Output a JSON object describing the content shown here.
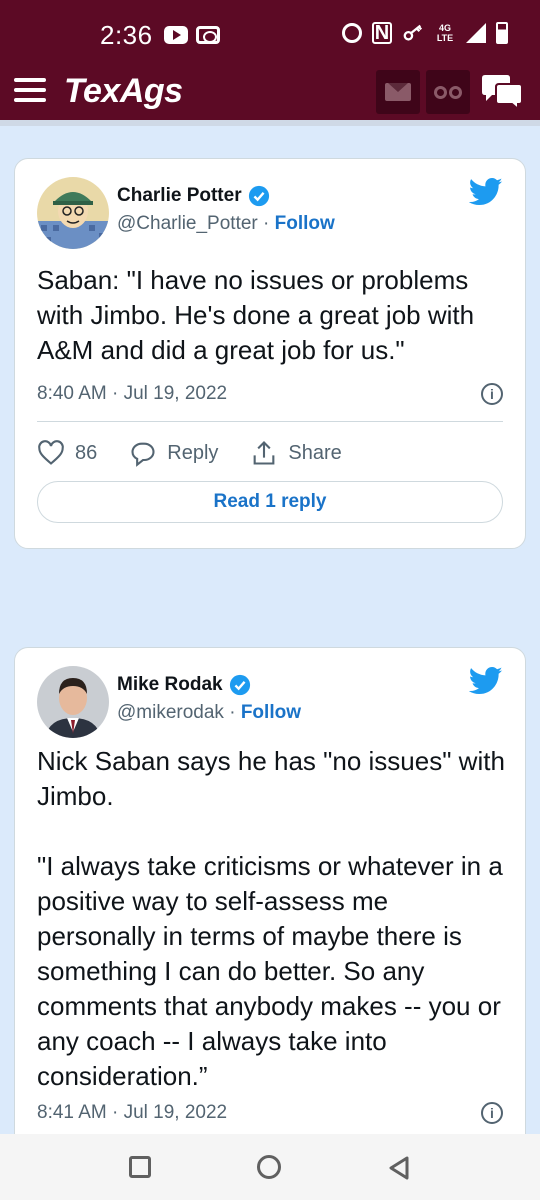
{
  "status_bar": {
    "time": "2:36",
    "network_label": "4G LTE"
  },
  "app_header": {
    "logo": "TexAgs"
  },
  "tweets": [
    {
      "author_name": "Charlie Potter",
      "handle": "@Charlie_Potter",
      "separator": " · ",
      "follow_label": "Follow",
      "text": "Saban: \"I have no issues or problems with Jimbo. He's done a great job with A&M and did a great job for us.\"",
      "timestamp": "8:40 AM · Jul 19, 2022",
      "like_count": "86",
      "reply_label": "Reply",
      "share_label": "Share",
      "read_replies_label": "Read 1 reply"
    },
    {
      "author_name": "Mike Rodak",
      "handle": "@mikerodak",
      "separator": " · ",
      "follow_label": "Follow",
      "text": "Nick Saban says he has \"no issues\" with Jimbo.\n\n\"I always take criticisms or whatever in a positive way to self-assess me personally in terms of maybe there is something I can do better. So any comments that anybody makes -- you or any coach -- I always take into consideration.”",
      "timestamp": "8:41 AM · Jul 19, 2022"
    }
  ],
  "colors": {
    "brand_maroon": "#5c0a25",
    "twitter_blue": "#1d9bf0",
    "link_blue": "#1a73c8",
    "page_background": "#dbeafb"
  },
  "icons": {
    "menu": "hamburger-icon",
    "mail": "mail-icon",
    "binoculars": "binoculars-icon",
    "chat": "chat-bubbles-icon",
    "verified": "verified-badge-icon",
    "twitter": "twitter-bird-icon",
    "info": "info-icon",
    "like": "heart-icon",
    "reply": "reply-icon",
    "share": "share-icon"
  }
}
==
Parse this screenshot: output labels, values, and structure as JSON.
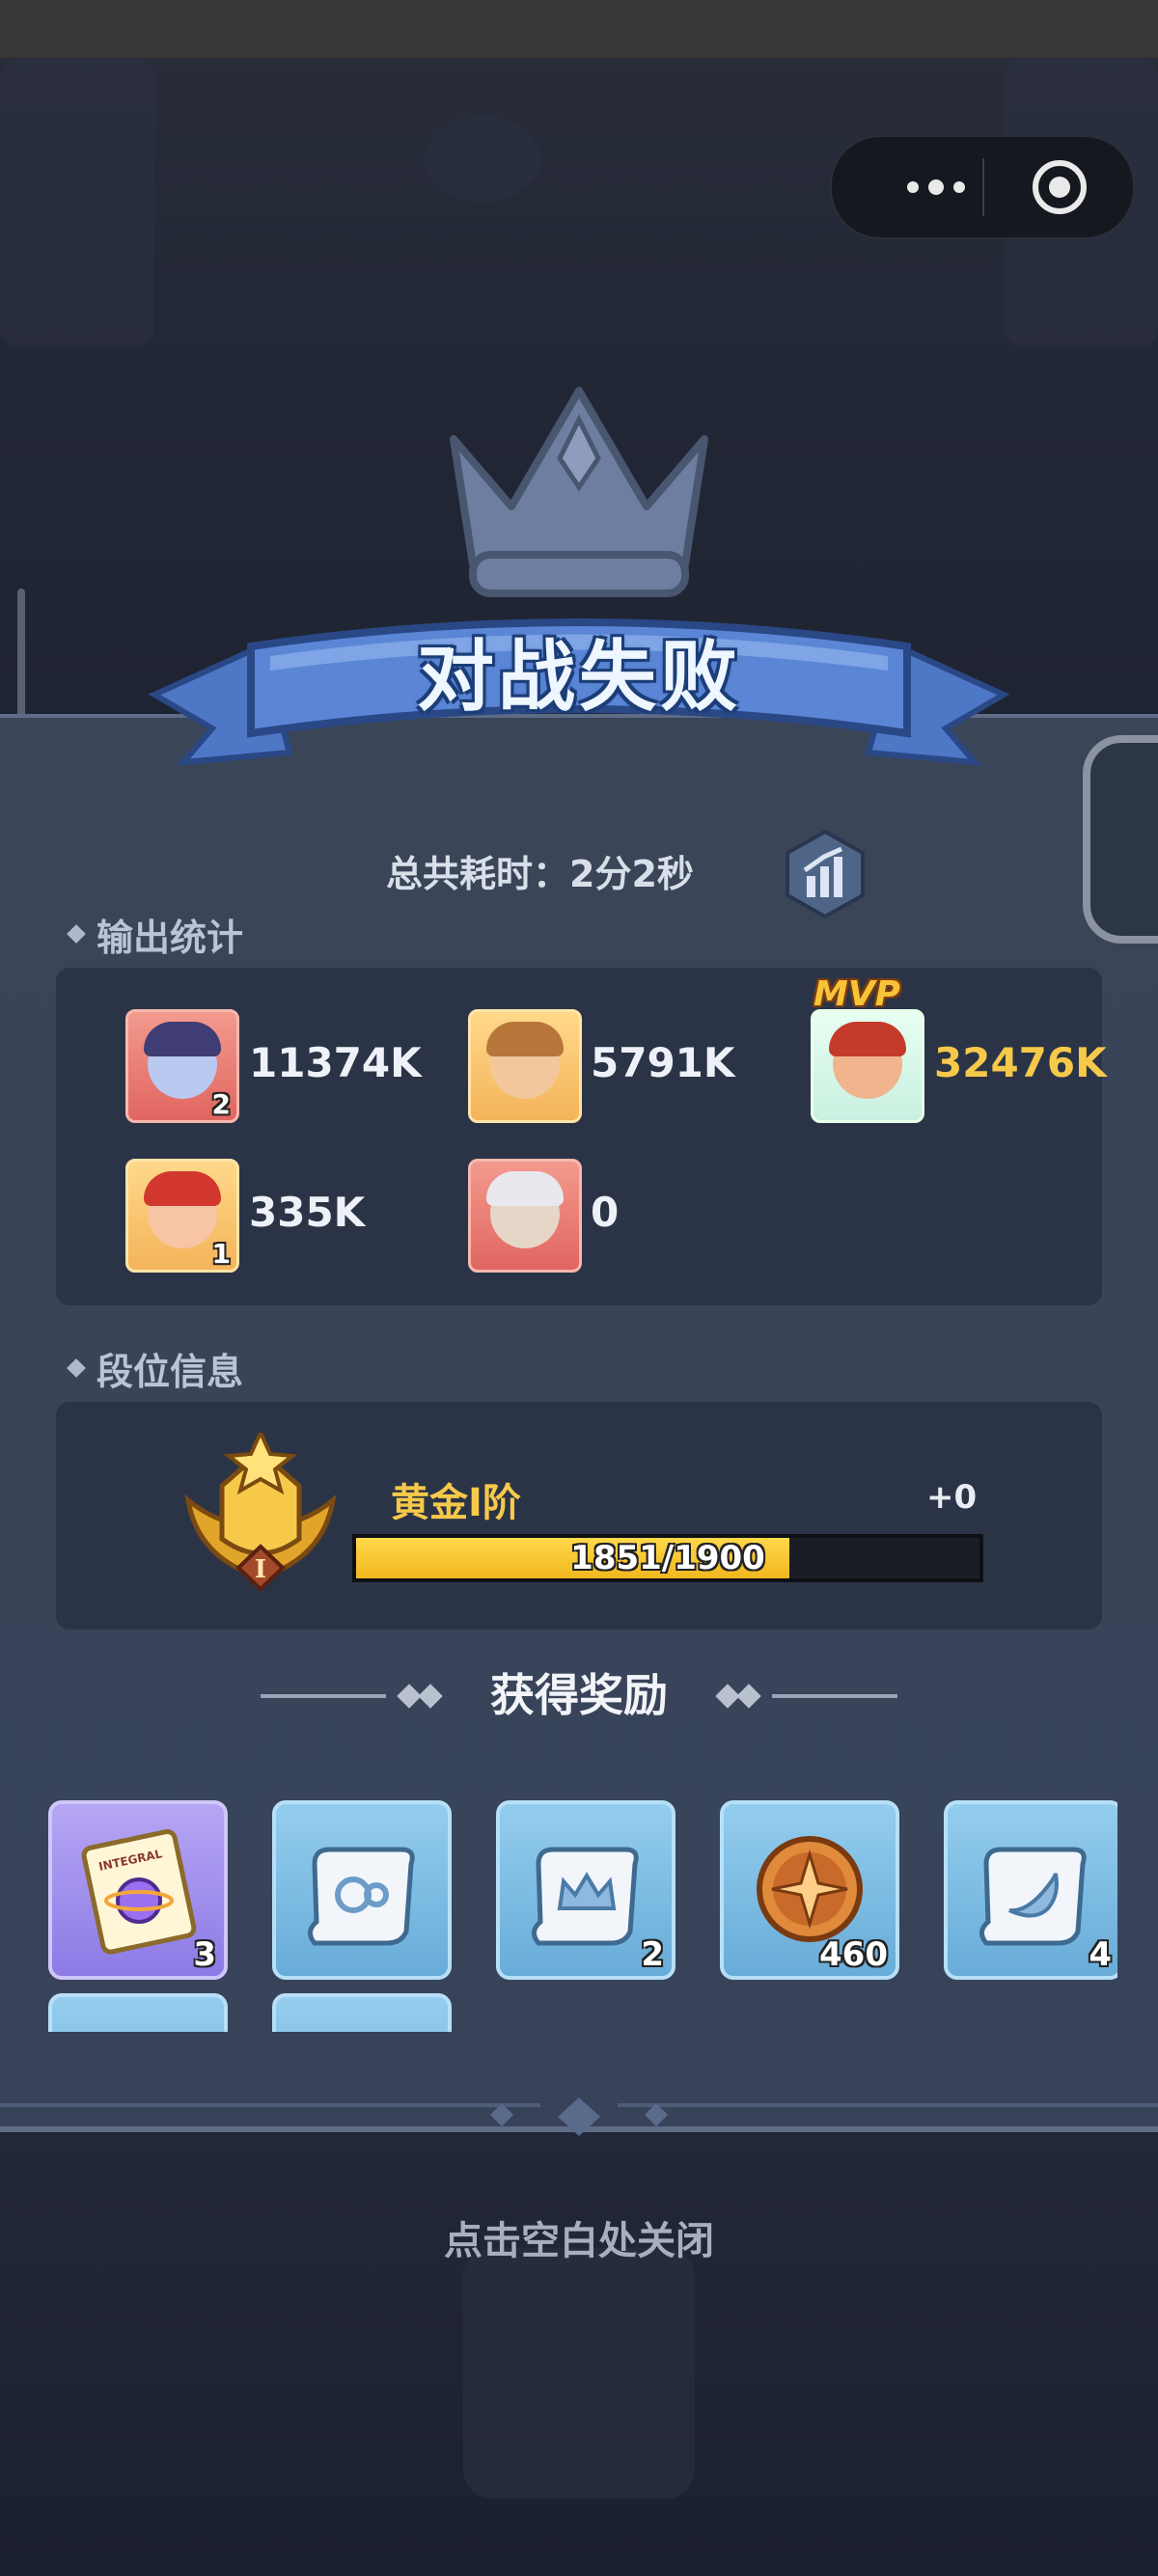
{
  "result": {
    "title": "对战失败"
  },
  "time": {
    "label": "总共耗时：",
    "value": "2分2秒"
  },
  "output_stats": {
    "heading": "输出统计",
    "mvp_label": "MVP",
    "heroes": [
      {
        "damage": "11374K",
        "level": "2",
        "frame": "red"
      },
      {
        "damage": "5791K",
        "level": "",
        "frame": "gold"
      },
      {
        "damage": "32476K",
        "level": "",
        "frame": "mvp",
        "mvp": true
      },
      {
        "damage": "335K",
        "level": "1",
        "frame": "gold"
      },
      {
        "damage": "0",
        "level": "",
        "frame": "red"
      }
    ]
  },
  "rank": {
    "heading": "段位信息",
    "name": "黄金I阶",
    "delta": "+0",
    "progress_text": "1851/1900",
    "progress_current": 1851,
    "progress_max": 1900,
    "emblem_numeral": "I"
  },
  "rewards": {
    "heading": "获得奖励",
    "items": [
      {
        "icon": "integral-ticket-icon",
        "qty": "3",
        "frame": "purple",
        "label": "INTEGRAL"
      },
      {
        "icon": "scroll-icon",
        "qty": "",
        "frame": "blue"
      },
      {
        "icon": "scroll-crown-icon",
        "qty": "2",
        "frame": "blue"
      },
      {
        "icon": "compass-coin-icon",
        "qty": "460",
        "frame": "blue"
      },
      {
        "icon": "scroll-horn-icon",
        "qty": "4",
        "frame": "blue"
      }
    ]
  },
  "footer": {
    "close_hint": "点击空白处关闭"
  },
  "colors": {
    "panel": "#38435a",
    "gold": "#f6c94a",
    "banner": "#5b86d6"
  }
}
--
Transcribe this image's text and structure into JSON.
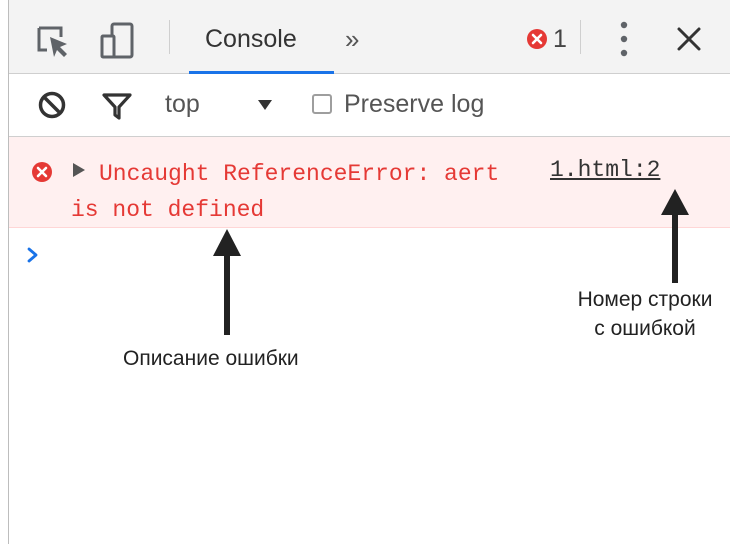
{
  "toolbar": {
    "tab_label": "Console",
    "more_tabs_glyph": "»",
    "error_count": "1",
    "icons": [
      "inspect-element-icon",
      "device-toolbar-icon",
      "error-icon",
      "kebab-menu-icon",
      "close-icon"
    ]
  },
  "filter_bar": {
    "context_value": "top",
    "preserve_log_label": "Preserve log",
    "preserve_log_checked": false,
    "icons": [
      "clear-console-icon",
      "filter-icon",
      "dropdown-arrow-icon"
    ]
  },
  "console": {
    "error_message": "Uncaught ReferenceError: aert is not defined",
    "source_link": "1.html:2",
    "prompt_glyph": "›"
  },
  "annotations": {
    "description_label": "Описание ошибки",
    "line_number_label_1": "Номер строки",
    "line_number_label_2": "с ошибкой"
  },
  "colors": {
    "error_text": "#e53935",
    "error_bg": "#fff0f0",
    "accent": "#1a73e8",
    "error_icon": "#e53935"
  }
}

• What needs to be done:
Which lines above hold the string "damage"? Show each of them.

• Task output:
        "damage": "11374K",
        "damage": "5791K",
        "damage": "32476K",
        "damage": "335K",
        "damage": "0",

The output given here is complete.